Title: Principal, health and nonprofit chair, Gray Plant Mooty
Education: B.A., political science, St. Olaf College; J.D., University of Minnesota Law School
Jennifer Reedstrom Bishop’s mission is working with mission-driven organizations as a principal and the health and nonprofit chair at Gray Plant Mooty.
From an early case concerning the tax implications of the donation of cattle to Gustavus Adolphus College on, Bishop has focused on working with nonprofit organizations.
That includes determining how nonprofits accept large or unusual gifts like that herd of cattle in her charitable giving practice.
About half of Bishop’s time goes to health care organizations. Those, along with colleges and universities, are the largest nonprofit organizations.
Bishop, for example, recently concluded a multiyear negotiation to update the affiliated relationship between the University of Minnesota Physicians, which she serves as outside general counsel, and the Fairview Health System.
Social enterprises, which Bishop described as nonprofits engaging in for-profit-type businesses to support social objectives, have been a growing part of her work as millennials enter the corporate sector.
Q. What’s the best way to start a conversation with you?
A. Ask me about my really cute golden-doodle dogs. They’re the light of our life. We don’t have kids, we have Vivian and Lucy, who are sisters. They are an active part of our life. I love to cook so ask what interesting thing have I made lately. Or ask how my golf game is.
Q. What prompted you to study law and pursue it professionally?
A. I’m the only lawyer in my family. I’m a really big reader, and that piece of the law is particularly at the front of your career very academic. It’s reading and writing and analysis. [My father’s] advice was to do something that you’ll never be bored with and that always changes. The health law part of my practice and even the social enterprise part of my practice are never the same and over 20 years are very different than when I first started.
Q. What books are on your bedside table or e-reader?
A. Michelle Obama’s, “Becoming.” I’m an Audible listener to books and just finished, “Less,” which won the Pulitzer Prize last year.
Q. What is a pet peeve of yours?
A. People who talk loudly on their cellphones in public, particularly on the Bluetooth, walking around the skyway.
Q. What are your favorite aspects of being an attorney?
A. It changes every day. My clients are trying to change the world in their own ways, so that mission-driven aspect has always made me really passionate about my practice.
Q. Least favorite?
A. Sometimes my opposing counsel, who forget that we’re assisting our clients to accomplish something that they decided they want to do together.
Q. What’s a favorite activity outside your job?

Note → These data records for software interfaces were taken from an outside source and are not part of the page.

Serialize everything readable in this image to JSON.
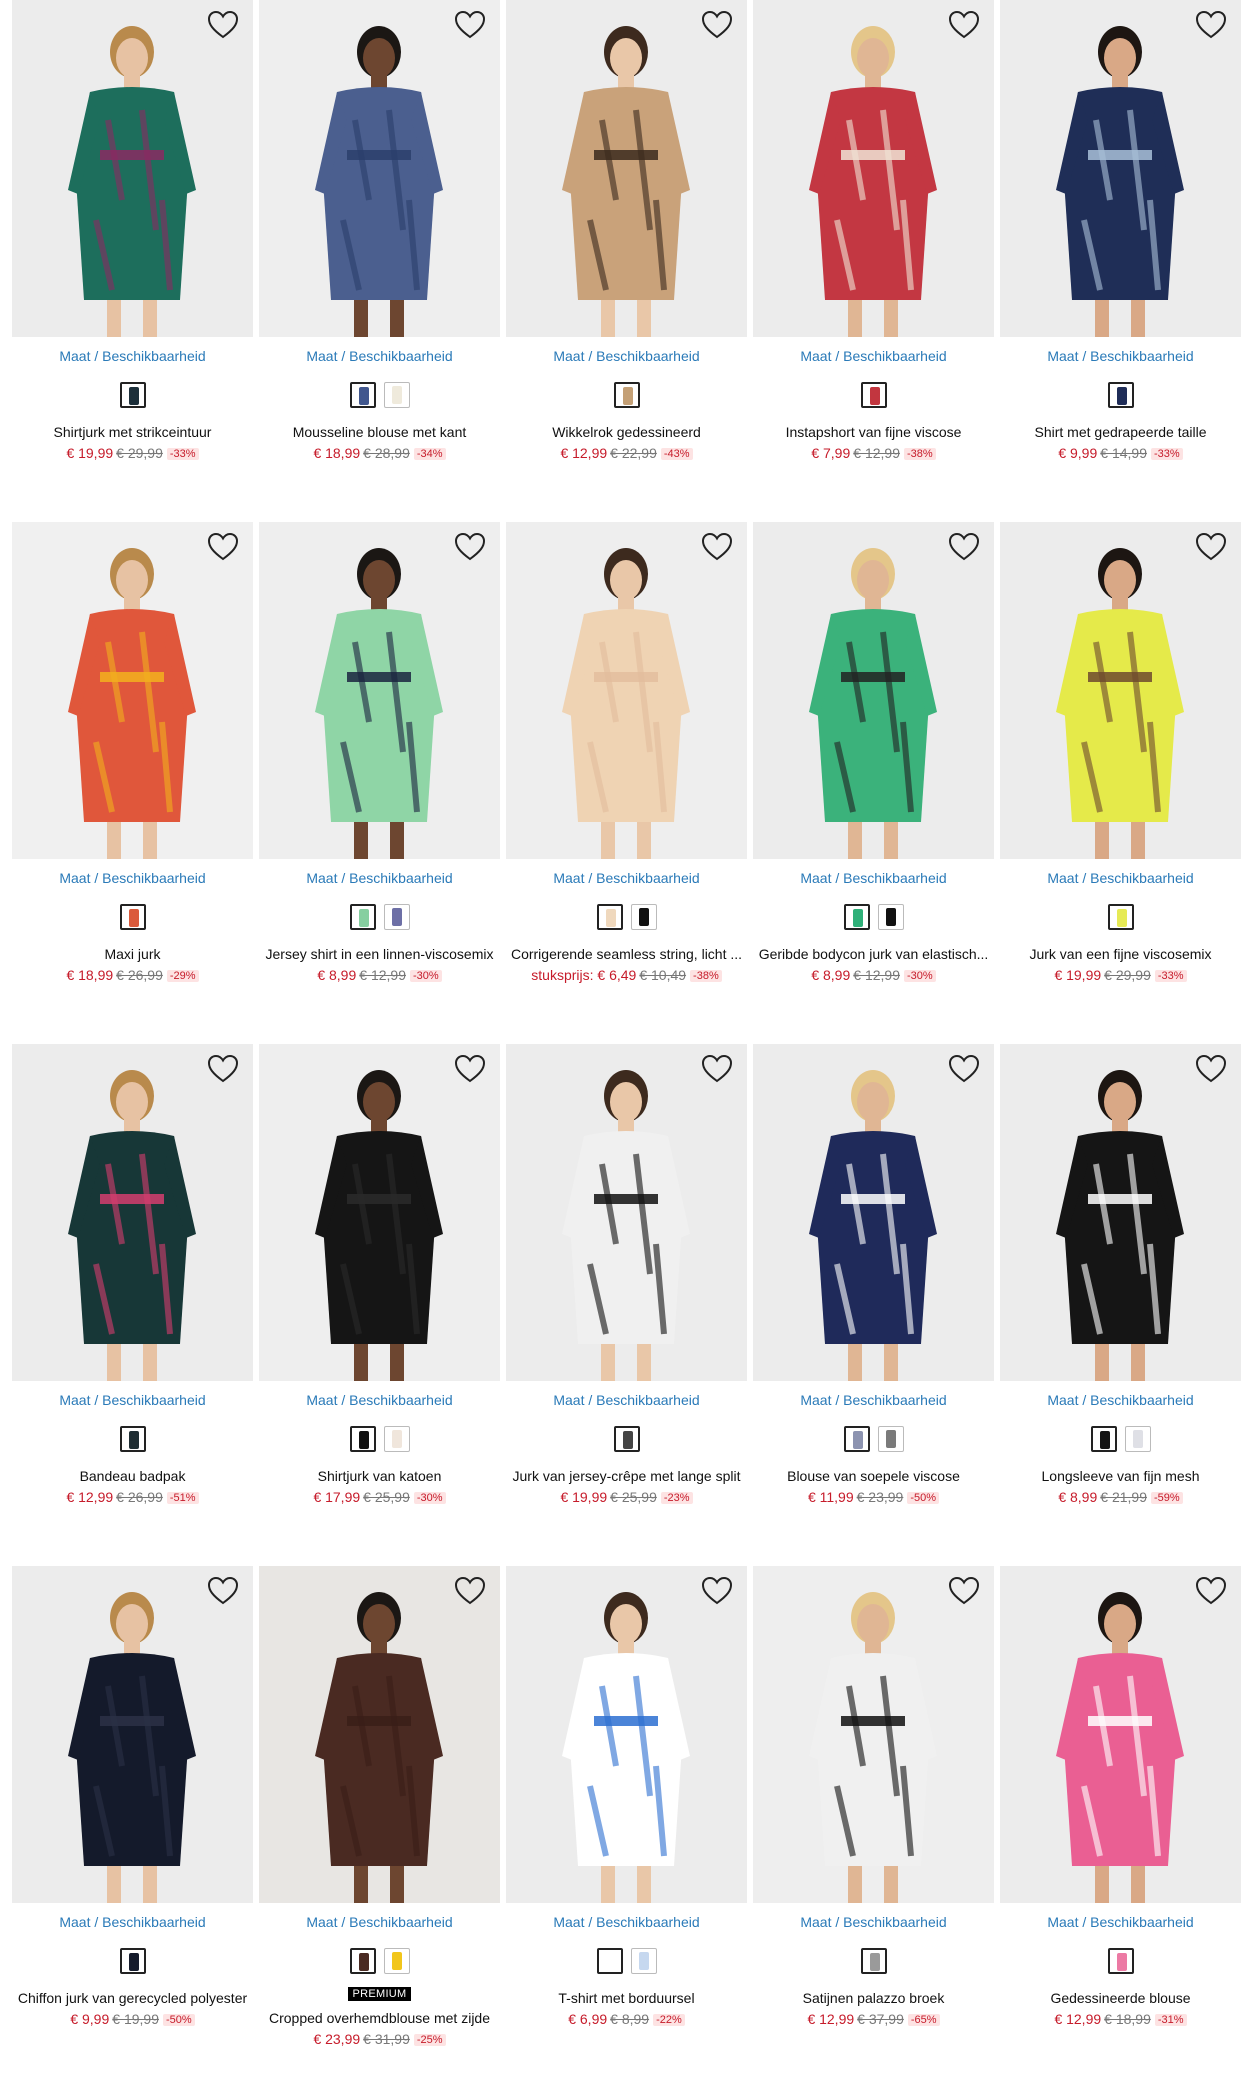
{
  "size_label": "Maat / Beschikbaarheid",
  "premium_label": "PREMIUM",
  "unit_label": "stuksprijs:",
  "products": [
    {
      "name": "Shirtjurk met strikceintuur",
      "price": "€ 19,99",
      "was": "€ 29,99",
      "disc": "-33%",
      "bg": "#ececec",
      "cloth": "#1d6e5c",
      "accent": "#8a2a62",
      "swatches": [
        "#1c2f3a"
      ]
    },
    {
      "name": "Mousseline blouse met kant",
      "price": "€ 18,99",
      "was": "€ 28,99",
      "disc": "-34%",
      "bg": "#eeeeee",
      "cloth": "#4b5f8f",
      "accent": "#2b3f6c",
      "swatches": [
        "#41578e",
        "#efeadc"
      ]
    },
    {
      "name": "Wikkelrok gedessineerd",
      "price": "€ 12,99",
      "was": "€ 22,99",
      "disc": "-43%",
      "bg": "#ececec",
      "cloth": "#c9a27a",
      "accent": "#3b2a1d",
      "swatches": [
        "#c4a076"
      ]
    },
    {
      "name": "Instapshort van fijne viscose",
      "price": "€ 7,99",
      "was": "€ 12,99",
      "disc": "-38%",
      "bg": "#ececec",
      "cloth": "#c33742",
      "accent": "#f0e4d5",
      "swatches": [
        "#c2363f"
      ]
    },
    {
      "name": "Shirt met gedrapeerde taille",
      "price": "€ 9,99",
      "was": "€ 14,99",
      "disc": "-33%",
      "bg": "#ececec",
      "cloth": "#1f2e57",
      "accent": "#a9c0d8",
      "swatches": [
        "#1f2d58"
      ]
    },
    {
      "name": "Maxi jurk",
      "price": "€ 18,99",
      "was": "€ 26,99",
      "disc": "-29%",
      "bg": "#f0f0f0",
      "cloth": "#e0573b",
      "accent": "#f2b01e",
      "swatches": [
        "#db5a3b"
      ]
    },
    {
      "name": "Jersey shirt in een linnen-viscosemix",
      "price": "€ 8,99",
      "was": "€ 12,99",
      "disc": "-30%",
      "bg": "#eeeeee",
      "cloth": "#8fd5a6",
      "accent": "#1b2440",
      "swatches": [
        "#86cfa0",
        "#6d6fa6"
      ]
    },
    {
      "name": "Corrigerende seamless string, licht ...",
      "price": "€ 6,49",
      "was": "€ 10,49",
      "disc": "-38%",
      "bg": "#eeeeee",
      "cloth": "#efd3b3",
      "accent": "#e3bd9d",
      "swatches": [
        "#efd8bd",
        "#111111"
      ],
      "unit": true
    },
    {
      "name": "Geribde bodycon jurk van elastisch...",
      "price": "€ 8,99",
      "was": "€ 12,99",
      "disc": "-30%",
      "bg": "#ececec",
      "cloth": "#3bb27b",
      "accent": "#222222",
      "swatches": [
        "#2fb079",
        "#111111"
      ]
    },
    {
      "name": "Jurk van een fijne viscosemix",
      "price": "€ 19,99",
      "was": "€ 29,99",
      "disc": "-33%",
      "bg": "#ececec",
      "cloth": "#e5ea4a",
      "accent": "#6e4a2e",
      "swatches": [
        "#e6ea55"
      ]
    },
    {
      "name": "Bandeau badpak",
      "price": "€ 12,99",
      "was": "€ 26,99",
      "disc": "-51%",
      "bg": "#ececec",
      "cloth": "#173737",
      "accent": "#d53d6f",
      "swatches": [
        "#1e2d33"
      ]
    },
    {
      "name": "Shirtjurk van katoen",
      "price": "€ 17,99",
      "was": "€ 25,99",
      "disc": "-30%",
      "bg": "#eeeeee",
      "cloth": "#151515",
      "accent": "#2a2a2a",
      "swatches": [
        "#111111",
        "#f0e6dc"
      ]
    },
    {
      "name": "Jurk van jersey-crêpe met lange split",
      "price": "€ 19,99",
      "was": "€ 25,99",
      "disc": "-23%",
      "bg": "#ececec",
      "cloth": "#f0f0f0",
      "accent": "#111111",
      "swatches": [
        "#444444"
      ]
    },
    {
      "name": "Blouse van soepele viscose",
      "price": "€ 11,99",
      "was": "€ 23,99",
      "disc": "-50%",
      "bg": "#ececec",
      "cloth": "#1f2a5a",
      "accent": "#ffffff",
      "swatches": [
        "#8c93b0",
        "#7a7a7a"
      ]
    },
    {
      "name": "Longsleeve van fijn mesh",
      "price": "€ 8,99",
      "was": "€ 21,99",
      "disc": "-59%",
      "bg": "#ececec",
      "cloth": "#151515",
      "accent": "#ffffff",
      "swatches": [
        "#151515",
        "#dfe0e6"
      ]
    },
    {
      "name": "Chiffon jurk van gerecycled polyester",
      "price": "€ 9,99",
      "was": "€ 19,99",
      "disc": "-50%",
      "bg": "#ececec",
      "cloth": "#141a2b",
      "accent": "#2b3146",
      "swatches": [
        "#151b2c"
      ]
    },
    {
      "name": "Cropped overhemdblouse met zijde",
      "price": "€ 23,99",
      "was": "€ 31,99",
      "disc": "-25%",
      "bg": "#e8e6e3",
      "cloth": "#4a2a22",
      "accent": "#3a1e18",
      "swatches": [
        "#4a2a22",
        "#f2c61b"
      ],
      "premium": true
    },
    {
      "name": "T-shirt met borduursel",
      "price": "€ 6,99",
      "was": "€ 8,99",
      "disc": "-22%",
      "bg": "#ececec",
      "cloth": "#ffffff",
      "accent": "#2c6fd1",
      "swatches": [
        "#ffffff",
        "#c6d8ef"
      ]
    },
    {
      "name": "Satijnen palazzo broek",
      "price": "€ 12,99",
      "was": "€ 37,99",
      "disc": "-65%",
      "bg": "#eeeeee",
      "cloth": "#f0f0f0",
      "accent": "#111111",
      "swatches": [
        "#9a9a9a"
      ]
    },
    {
      "name": "Gedessineerde blouse",
      "price": "€ 12,99",
      "was": "€ 18,99",
      "disc": "-31%",
      "bg": "#ececec",
      "cloth": "#ea5f93",
      "accent": "#ffffff",
      "swatches": [
        "#ec7aa4"
      ]
    }
  ]
}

A. Reading, cooking, golf. I’m a big knitter. I’ve had the same knitting group for over 25 years, with some people from the firm some other friends.
Q. If someone visits you in your hometown, what would you take them to see or do?
A. Since I’m on the Guthrie board, it would include a Guthrie performance. If it was a Saturday and it was farmer’s market weather, we’d do the Mill City Farmers Market right outside the Guthrie doors.
Q. Is there an attorney or judge, past or present, whom you admire most?
A. You’d have to put the “Notorious” Ruth Bader Ginsburg on that list.
Q. What’s a misconception people have about working as an attorney?
A. Most people think that lawyers are mostly in courtrooms because that’s where all the TV shows are. This includes my father, who’s always been disappointed that I’m not in a courtroom.
Q. What, if any, is your favorite depiction of the legal professional in popular culture?
A. Not any more. At the beginning of my practice, “Ally McBeal” was on. It was kind of the same, starting out in one’s career. My practice was nothing like Ally McBeal’s, unfortunately.